Aim of the task - Filter the listing and keep only the lines with the word "name".

Records supplied -
|---|

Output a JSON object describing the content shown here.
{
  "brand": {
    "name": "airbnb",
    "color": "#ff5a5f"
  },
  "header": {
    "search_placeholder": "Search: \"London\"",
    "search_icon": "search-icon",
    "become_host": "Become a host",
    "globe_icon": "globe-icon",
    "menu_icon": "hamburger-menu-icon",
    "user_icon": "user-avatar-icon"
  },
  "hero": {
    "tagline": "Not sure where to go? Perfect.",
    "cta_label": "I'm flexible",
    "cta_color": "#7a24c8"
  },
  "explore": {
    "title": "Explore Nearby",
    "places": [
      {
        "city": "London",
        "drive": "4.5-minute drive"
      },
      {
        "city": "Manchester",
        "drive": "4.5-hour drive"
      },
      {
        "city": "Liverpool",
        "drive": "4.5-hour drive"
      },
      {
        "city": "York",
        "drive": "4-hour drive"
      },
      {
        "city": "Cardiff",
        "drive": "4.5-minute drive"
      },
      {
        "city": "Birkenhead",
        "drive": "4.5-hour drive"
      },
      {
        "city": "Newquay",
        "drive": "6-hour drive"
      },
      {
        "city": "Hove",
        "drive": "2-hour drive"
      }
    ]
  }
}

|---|

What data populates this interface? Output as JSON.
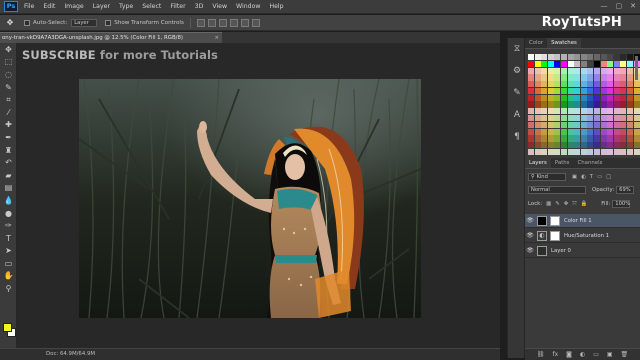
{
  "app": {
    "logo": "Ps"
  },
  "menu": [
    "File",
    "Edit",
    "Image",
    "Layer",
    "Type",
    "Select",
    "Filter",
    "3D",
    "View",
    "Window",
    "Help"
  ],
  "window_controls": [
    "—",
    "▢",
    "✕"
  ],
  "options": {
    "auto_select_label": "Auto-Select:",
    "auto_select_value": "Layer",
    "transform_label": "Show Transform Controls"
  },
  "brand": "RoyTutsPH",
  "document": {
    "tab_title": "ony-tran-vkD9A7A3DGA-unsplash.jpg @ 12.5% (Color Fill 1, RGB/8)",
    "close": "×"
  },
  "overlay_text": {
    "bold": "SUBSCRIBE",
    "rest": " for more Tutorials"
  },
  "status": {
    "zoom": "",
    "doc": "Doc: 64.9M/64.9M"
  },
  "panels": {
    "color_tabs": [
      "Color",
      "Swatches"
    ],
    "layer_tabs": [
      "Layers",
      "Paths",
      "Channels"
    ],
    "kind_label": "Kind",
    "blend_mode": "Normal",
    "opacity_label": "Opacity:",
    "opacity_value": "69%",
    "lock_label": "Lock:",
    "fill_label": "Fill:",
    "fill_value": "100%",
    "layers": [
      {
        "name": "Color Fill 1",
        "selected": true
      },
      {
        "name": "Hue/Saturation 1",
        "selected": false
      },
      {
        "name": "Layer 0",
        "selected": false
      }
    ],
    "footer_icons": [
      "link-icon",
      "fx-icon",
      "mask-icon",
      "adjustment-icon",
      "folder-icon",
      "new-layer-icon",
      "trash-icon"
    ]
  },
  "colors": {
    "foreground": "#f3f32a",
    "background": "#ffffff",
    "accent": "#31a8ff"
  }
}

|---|

Answer section -
    "name": "airbnb",
        "name": "Color Fill 1",
        "name": "Hue/Saturation 1",
        "name": "Layer 0",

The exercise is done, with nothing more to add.